In a post last year called There’s Some Problems Here, I pointed out a common grammatical slip illustrated in that title: the subject of the sentence is the plural noun problems, and so the verb should be the plural are, not the singular is hidden in the contraction. This blunder has been around for a long time and it’s more common in speech than in writing. Go listening for it one day and you’ll be surprised by its prevalence.
It’s always the same old tension in the body of language, tension in the fundamental sense of maintaining a balance between the rules of grammar and the conventions common usage, between discipline over the elements of the art and the emotional expression of the artist, the classical and the romantic. The world won’t falter and international diplomacy cease because someone says there’s three representatives here to see you. But then again, why? The art of language—and it is an art and anyone who worries over it is an artist—asks each follower to work out that balance of rules and use for oneself, finding and holding a poise that is both fluent and one’s very own.
So for a moment, let’s understand why, on grammatical grounds, one would object to a sentence like It’s late November and there is still leaves on that tree. As is ever the case, we begin by observing how many clauses the sentence comprises, examining each, if necessary, in its turn. A clause connects a subject with a verb, and sometimes, as is the case here, a verb is concealed by a contraction. Thus, It is late November is the first clause of the statement, not material to our present question, but important to recognize in comprehending the context and analyzing thoroughly. The conjunction and then connects this first clause to another, there is still leaves on that tree, and so we are rushed out of the grammatical Garden of Eden. The lapse lies in the singular verb is, to which the writer was tempted, we may judge, by the word there. What is this word and why is it so powerful?
Odd to say, but it’s really the weakness of this first word there that makes it so meddlesome. Grammarians call it, ironically, an expletive, a word that merely fills out the space of a sentence without adding anything meaningful to the statement. (For the same reason we speak of an expletive meaning an obscene or unacceptable word, one whose purpose is emotional, not significant.) This second clause, then, begins with a word that has pushed its way into the place where we would regularly expect the subject, namely, before the verb in a declarative statement: leaves are still on that tree. With the subject in that regular order, few of us would slip and write leaves is still on that tree. The proximity of the noun to its verb would immediately alert us that the two should agree in number.

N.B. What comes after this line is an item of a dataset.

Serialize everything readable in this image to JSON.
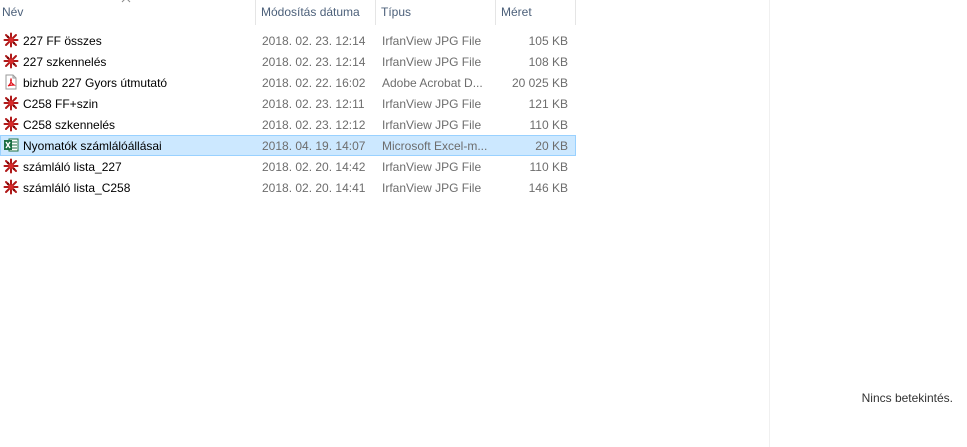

As an expletive, the word there logically means something like the situation is such that. With it, the writer points to the existence of a general condition, and then must go on to name that situation in order to be more specific. In other words, the writer takes the long way home, missing an opportunity to use a good strong verb to brighten the assertion: It’s late November and leaves still cling to that tree. Now it’s just not possible in many linguistic settings to avoid the expletive there. On a pleasant walk through the park, one is not likely, and rightly so, suddenly to point to a tree and say to a friend, Leaves still cling to that tree. Our conversational voice in most situations is more casual, less formal, less exact. But how much less exact? Even past the grammatical boundaries of subject-verb agreement?
If questions like these concern you, you have found yourself far into the art of language, where matters of grammar must contend to balance themselves with matters of logic and style as well. Here, rules are not imperious commands, but regulating principles, and how far to depart from those principles is the very artful work of it all.